DATA FOR THE TASK: Begin

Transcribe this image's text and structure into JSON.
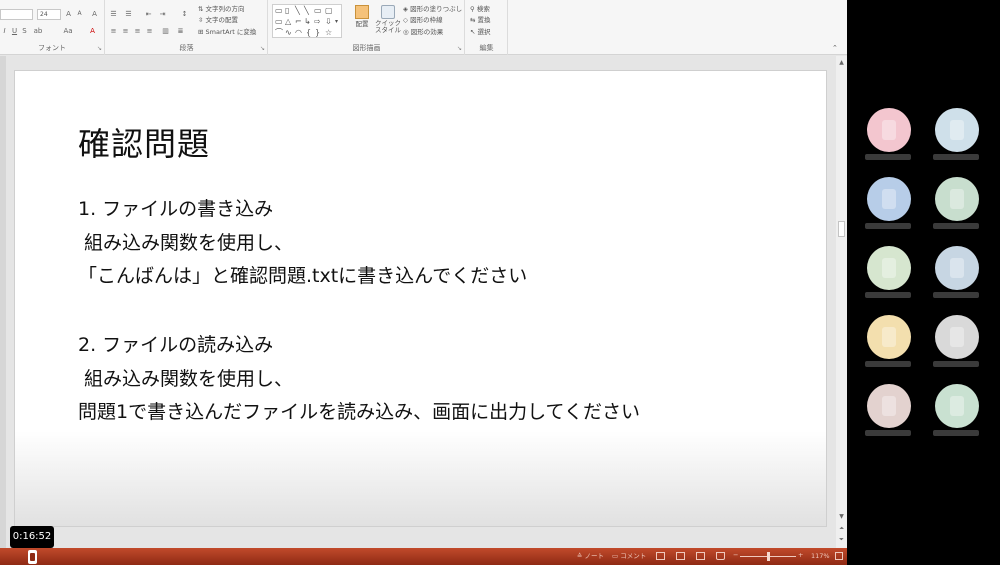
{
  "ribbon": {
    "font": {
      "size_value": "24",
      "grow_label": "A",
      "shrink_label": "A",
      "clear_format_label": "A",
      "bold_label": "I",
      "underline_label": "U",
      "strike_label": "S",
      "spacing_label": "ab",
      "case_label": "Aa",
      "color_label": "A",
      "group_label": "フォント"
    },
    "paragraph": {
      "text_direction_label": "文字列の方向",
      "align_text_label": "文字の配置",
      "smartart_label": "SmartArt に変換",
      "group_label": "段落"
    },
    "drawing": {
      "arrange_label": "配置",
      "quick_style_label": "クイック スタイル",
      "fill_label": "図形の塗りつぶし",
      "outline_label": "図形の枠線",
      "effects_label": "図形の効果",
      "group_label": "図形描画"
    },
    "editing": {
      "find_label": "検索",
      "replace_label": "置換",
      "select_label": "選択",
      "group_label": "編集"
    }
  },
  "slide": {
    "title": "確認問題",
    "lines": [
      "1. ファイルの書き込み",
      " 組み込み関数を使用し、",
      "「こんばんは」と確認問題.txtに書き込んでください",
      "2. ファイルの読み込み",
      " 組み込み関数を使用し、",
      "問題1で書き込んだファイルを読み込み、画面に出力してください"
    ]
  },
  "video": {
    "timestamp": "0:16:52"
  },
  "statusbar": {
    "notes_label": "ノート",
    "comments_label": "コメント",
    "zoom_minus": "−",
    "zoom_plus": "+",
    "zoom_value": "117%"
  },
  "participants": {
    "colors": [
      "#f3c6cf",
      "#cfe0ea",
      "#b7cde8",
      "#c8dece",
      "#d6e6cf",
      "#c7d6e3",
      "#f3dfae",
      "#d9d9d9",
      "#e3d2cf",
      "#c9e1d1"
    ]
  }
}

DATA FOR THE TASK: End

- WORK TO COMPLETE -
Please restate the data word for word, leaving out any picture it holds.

- ANSWER TO THIS PROBLEM -
Transcribe this image's text and structure into JSON.
{
  "ribbon": {
    "font": {
      "size_value": "24",
      "grow_label": "A",
      "shrink_label": "A",
      "clear_format_label": "A",
      "bold_label": "I",
      "underline_label": "U",
      "strike_label": "S",
      "spacing_label": "ab",
      "case_label": "Aa",
      "color_label": "A",
      "group_label": "フォント"
    },
    "paragraph": {
      "text_direction_label": "文字列の方向",
      "align_text_label": "文字の配置",
      "smartart_label": "SmartArt に変換",
      "group_label": "段落"
    },
    "drawing": {
      "arrange_label": "配置",
      "quick_style_label": "クイック スタイル",
      "fill_label": "図形の塗りつぶし",
      "outline_label": "図形の枠線",
      "effects_label": "図形の効果",
      "group_label": "図形描画"
    },
    "editing": {
      "find_label": "検索",
      "replace_label": "置換",
      "select_label": "選択",
      "group_label": "編集"
    }
  },
  "slide": {
    "title": "確認問題",
    "lines": [
      "1. ファイルの書き込み",
      " 組み込み関数を使用し、",
      "「こんばんは」と確認問題.txtに書き込んでください",
      "2. ファイルの読み込み",
      " 組み込み関数を使用し、",
      "問題1で書き込んだファイルを読み込み、画面に出力してください"
    ]
  },
  "video": {
    "timestamp": "0:16:52"
  },
  "statusbar": {
    "notes_label": "ノート",
    "comments_label": "コメント",
    "zoom_minus": "−",
    "zoom_plus": "+",
    "zoom_value": "117%"
  },
  "participants": {
    "colors": [
      "#f3c6cf",
      "#cfe0ea",
      "#b7cde8",
      "#c8dece",
      "#d6e6cf",
      "#c7d6e3",
      "#f3dfae",
      "#d9d9d9",
      "#e3d2cf",
      "#c9e1d1"
    ]
  }
}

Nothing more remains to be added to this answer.